Cultural humility is an important concept – becoming fully aware of and empathetic to another’s perspective – but it is difficult to practice.
From a Christian faith-perspective, we are called to renew our minds and hearts continually to be more like Christ and to clothe ourselves in compassion, kindness, humility, patience, and gentleness (Colossions 3:12), but all religious traditions also call for these same virtuous practices. So how can we practice them together so we can be better together?
First, humility does not mean submission or not being proud of our cultural or religious traditions and identities. Humility is the spiritual practice of letting go of thoughtlessness and arrogance. What this means for what we do in Better Together BU is learning to recognize arrogant and thoughtless assumptions we make about others. We all have ways we are thoughtless towards others, and we all have biases about others. We also all experience those FROM others at different times in our lives. Remaining proud of our cultural and religious traditions and identities while still learning to recognize our thoughtlessness towards other groups is the spiritual practice of humility.
Second, cultural and religious humility is taking an empathetic stance in relation to the other. No matter who we are, we think it’s a very good idea to be empathetic to those around us, and so, we try to practice empathy by being present with each other, by listening to each other, by being vulnerable with each other, by being brave with each other, and by sharing our stories with each other.
Third, cultural and religious humility means that we take systems of power seriously because we think inequity is a problem. Whether it’s religious privilege or cultural privilege or gender privilege, these are all forms of thoughtlessness that are pervasive in our society, and they all effect the systems and institutions that we are within. We pay extra attention – we try to be extra thoughtful – about these systems of power and inequality so we can do something positive about it.
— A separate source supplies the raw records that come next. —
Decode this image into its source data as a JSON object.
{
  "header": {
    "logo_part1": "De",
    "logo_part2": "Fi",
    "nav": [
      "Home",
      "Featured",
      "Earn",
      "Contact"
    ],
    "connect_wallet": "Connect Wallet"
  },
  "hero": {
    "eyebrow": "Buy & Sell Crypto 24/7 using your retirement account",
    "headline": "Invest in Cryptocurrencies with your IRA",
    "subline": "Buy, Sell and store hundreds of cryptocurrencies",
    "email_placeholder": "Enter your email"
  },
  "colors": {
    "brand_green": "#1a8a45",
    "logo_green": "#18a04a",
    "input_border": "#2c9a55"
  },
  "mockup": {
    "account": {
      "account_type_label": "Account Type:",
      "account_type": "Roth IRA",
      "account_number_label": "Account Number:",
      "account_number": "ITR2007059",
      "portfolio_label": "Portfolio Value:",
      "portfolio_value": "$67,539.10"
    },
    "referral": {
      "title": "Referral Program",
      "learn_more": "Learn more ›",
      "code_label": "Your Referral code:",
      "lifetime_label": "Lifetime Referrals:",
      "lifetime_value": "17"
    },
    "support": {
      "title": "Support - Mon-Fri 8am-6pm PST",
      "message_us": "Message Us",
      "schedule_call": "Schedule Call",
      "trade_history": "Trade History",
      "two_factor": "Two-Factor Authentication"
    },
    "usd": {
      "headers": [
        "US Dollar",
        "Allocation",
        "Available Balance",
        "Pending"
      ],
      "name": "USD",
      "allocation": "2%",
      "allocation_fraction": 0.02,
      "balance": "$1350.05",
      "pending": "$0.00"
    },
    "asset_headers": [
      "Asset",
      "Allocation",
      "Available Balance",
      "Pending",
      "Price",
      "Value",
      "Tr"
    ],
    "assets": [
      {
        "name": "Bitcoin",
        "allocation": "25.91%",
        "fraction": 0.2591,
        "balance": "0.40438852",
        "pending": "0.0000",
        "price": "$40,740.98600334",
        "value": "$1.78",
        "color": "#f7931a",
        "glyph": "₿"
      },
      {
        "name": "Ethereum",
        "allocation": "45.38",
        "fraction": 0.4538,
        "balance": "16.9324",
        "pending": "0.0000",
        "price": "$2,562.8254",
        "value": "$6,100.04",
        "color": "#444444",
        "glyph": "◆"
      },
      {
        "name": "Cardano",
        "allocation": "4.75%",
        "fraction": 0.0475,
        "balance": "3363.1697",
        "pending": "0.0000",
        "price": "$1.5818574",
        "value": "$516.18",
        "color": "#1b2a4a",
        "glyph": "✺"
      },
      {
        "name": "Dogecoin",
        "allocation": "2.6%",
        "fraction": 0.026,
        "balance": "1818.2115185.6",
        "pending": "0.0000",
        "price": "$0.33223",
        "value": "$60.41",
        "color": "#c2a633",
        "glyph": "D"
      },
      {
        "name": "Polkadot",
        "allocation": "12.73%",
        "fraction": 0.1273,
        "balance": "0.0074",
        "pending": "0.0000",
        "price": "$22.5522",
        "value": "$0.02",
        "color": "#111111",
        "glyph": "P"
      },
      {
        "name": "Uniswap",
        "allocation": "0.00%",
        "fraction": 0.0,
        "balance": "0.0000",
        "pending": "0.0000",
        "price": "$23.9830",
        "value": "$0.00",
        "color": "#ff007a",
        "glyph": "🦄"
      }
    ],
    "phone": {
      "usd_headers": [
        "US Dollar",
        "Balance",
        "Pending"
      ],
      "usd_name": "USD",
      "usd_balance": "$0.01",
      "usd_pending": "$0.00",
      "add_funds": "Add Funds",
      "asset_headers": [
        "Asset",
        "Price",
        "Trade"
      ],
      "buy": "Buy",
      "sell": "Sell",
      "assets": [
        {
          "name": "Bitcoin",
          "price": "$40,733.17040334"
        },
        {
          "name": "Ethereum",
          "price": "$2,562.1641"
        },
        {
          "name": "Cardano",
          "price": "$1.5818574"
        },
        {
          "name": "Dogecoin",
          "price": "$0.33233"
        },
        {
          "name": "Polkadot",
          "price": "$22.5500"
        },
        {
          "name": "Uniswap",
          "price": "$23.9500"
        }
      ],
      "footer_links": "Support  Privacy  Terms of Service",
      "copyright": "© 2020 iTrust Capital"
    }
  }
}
Finally, cultural and religious humility is a life-long process. Yes, this is a process and a daily practice. Practicing humility is hard work, and it takes a life-time. It’s a journey. Sometimes we will succeed and sometimes we will fail…but we will always try. Practicing humility is not something we will ever fully accomplish, but we think learning to be more thoughtful, compassionate, kind, and humble are good things that we should all pay more attention to in our lives. It takes self-reflection and courage, but we want to practice humility because we want to be better neighbors to each other.